Entries from a dataset of interfaces
↓↓↓

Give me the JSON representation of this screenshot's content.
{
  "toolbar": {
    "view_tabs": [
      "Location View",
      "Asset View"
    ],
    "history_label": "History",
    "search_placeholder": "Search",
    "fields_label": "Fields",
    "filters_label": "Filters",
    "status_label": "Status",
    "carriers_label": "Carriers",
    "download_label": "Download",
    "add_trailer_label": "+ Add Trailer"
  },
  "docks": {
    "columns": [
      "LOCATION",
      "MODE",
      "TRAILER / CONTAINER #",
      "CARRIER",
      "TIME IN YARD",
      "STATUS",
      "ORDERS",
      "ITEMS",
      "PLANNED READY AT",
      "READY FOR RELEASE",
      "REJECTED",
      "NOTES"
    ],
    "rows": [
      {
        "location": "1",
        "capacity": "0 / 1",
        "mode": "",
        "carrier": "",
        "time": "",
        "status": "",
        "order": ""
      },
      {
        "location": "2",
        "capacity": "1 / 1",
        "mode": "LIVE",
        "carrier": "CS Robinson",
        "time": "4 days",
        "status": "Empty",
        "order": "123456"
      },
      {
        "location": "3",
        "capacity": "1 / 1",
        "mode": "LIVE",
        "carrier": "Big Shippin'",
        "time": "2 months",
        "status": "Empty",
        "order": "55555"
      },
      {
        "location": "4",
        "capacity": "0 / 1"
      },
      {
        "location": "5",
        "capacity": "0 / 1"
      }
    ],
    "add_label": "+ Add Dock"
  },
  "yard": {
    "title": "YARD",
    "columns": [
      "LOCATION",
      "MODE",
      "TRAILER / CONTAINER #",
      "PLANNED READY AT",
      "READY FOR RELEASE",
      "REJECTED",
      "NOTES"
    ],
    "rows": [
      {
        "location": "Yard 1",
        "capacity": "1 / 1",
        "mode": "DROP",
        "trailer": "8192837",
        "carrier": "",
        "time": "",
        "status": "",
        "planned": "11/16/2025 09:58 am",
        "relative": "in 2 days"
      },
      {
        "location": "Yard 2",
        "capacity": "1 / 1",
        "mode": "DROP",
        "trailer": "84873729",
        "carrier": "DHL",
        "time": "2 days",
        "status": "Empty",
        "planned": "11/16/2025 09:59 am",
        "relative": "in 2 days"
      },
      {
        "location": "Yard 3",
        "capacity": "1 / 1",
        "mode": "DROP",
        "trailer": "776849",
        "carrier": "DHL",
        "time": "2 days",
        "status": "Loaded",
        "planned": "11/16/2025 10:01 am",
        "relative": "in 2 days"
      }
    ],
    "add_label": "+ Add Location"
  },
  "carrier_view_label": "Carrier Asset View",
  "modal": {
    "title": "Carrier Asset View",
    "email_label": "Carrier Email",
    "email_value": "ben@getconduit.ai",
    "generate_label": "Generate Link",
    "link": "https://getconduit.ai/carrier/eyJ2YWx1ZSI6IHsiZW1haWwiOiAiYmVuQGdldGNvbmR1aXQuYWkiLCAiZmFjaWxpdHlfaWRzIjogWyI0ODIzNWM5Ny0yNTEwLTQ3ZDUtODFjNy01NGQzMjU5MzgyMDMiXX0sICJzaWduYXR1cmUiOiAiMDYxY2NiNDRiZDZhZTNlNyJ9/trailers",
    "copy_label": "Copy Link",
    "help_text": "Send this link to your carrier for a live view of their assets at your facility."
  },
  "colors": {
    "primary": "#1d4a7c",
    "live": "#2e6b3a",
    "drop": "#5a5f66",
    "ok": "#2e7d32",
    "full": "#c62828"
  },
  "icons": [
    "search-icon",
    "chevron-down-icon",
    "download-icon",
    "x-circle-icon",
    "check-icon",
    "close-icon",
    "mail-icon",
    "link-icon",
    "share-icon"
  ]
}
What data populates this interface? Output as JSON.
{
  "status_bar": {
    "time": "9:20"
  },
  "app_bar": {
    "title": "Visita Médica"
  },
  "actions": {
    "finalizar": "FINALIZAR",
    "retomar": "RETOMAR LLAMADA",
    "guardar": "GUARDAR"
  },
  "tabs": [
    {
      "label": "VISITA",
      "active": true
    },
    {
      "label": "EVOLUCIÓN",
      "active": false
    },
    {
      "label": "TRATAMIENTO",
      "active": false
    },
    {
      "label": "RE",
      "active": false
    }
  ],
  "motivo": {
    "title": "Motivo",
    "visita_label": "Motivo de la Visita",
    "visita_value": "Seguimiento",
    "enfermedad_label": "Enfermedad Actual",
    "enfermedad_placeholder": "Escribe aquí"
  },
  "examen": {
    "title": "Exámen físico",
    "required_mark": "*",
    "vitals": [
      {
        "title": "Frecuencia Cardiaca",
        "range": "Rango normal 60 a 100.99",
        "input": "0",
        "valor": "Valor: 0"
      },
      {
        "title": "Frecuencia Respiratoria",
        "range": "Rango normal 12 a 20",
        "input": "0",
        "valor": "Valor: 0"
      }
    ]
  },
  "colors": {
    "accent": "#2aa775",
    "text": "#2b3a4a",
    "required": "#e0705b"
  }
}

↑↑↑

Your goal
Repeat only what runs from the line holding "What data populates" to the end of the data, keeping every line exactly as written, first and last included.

Problem solution
What data populates this interface? Output as JSON.
{
  "status_bar": {
    "time": "9:20"
  },
  "app_bar": {
    "title": "Visita Médica"
  },
  "actions": {
    "finalizar": "FINALIZAR",
    "retomar": "RETOMAR LLAMADA",
    "guardar": "GUARDAR"
  },
  "tabs": [
    {
      "label": "VISITA",
      "active": true
    },
    {
      "label": "EVOLUCIÓN",
      "active": false
    },
    {
      "label": "TRATAMIENTO",
      "active": false
    },
    {
      "label": "RE",
      "active": false
    }
  ],
  "motivo": {
    "title": "Motivo",
    "visita_label": "Motivo de la Visita",
    "visita_value": "Seguimiento",
    "enfermedad_label": "Enfermedad Actual",
    "enfermedad_placeholder": "Escribe aquí"
  },
  "examen": {
    "title": "Exámen físico",
    "required_mark": "*",
    "vitals": [
      {
        "title": "Frecuencia Cardiaca",
        "range": "Rango normal 60 a 100.99",
        "input": "0",
        "valor": "Valor: 0"
      },
      {
        "title": "Frecuencia Respiratoria",
        "range": "Rango normal 12 a 20",
        "input": "0",
        "valor": "Valor: 0"
      }
    ]
  },
  "colors": {
    "accent": "#2aa775",
    "text": "#2b3a4a",
    "required": "#e0705b"
  }
}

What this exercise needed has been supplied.